It is not necessary to rewrite your will in order to make a bequest to the school. A simple addition or codicil will suffice. Your legal advisors will know how to proceed, and you only need to provide them with the following information:
Columbus Academy, a not-for-profit organization incorporated in the State of Ohio, located at 4300 Cherry Bottom Road, Gahanna, OH 43230.
A charitable gift annuity is created by making an irrevocable gift of cash or securities to the school which, in turn, agrees to pay yearly income to you (or to you and then to another income beneficiary like a spouse) for life. The school receives the principal upon the death of the donor, or that of a second income beneficiary if it is a two-life contract.
The amount of the income payment does not fluctuate and is determined by gift annuity tables which take into consideration your age and the age of the second income beneficiary, if there is to be one. Payments can be made quarterly, semi-annually or annually.
You are entitled to an income tax deduction in the year you create the gift. Little, if any, capital gains tax need be paid if appreciated securities create the gift. Finally, a portion of each annuity payment is considered tax-free. The amount of the payment and tax-free portion are determined when the annuity is created and remain constant for life.
A deferred gift annuity offers the same income payments as the above-described gift annuity but with one important difference. The donor can postpone the income payments from the gift created until a future date (such as retirement), for when those payments may be required to maintain a certain level of income. Because the payments are deferred, they will be greater than those of the standard gift annuity.
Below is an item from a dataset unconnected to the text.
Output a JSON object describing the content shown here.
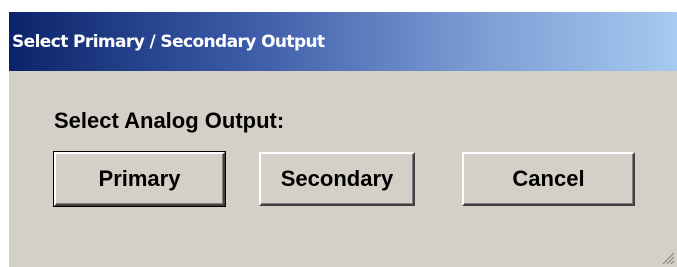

You may create a charitable remainder trust by transferring cash, securities or other property to a trustee (usually a bank) which will pay yearly income to you for life -- or to you and then another income beneficiary. The trust will pay a fixed income on a dollar amount basis (Annuity Trust) or a percentage of the trust as valued annually (Unitrust). The specific dollar amount (Annuity Trust) or percentage payment (Unitrust) is determined at the time the trust is established. Upon the death of the donor and beneficiary (if there is one), the school receives the current value of the trust.
You receive an important and immediate tax deduction for having created either type of trust, and you are not required to pay capital gains tax if appreciated property is used to fund the trust.
For many people, the single largest asset they own may be their home. It is possible for someone to make a gift of a personal residence or farm to Columbus Academy, while retaining the use of the property to live in for the rest of his/her life, or for a term of years. Vacation homes are also an excellent option to use in creating this relatively simple kind of a gift.
The property is deeded to the school and the owner is responsible for all routine expenses such as maintenance, insurance and property taxes. The owner receives an immediate charitable income tax deduction and, upon his/her death, Academy becomes the unqualified owner of the real estate.
Existing policy -- You may own a life insurance policy that was originally purchased to fill a need which no longer exists. For example, you may have purchased a policy to give financial support to your daughter in the event that you were unable to provide for her. Your daughter is now grown with insurance of her own, and the policy you purchased is no longer necessary. Turning such a policy over to the school is an excellent way to make a meaningful gift. By doing so, you may claim a tax deduction equal to the policy’s replacement value (essentially the cash surrender value) and any existing premiums to be paid are deductible.
New policy -- In this case you would purchase a policy designating the school as the owner and beneficiary. Since a new policy has no “cash surrender value” to deduct, the advantage is that the annual premiums paid by you are deductible.
Consult with your lawyer and financial advisor prior to making definitive plans involving your estate and for assistance in selecting the most appropriate planned gift method.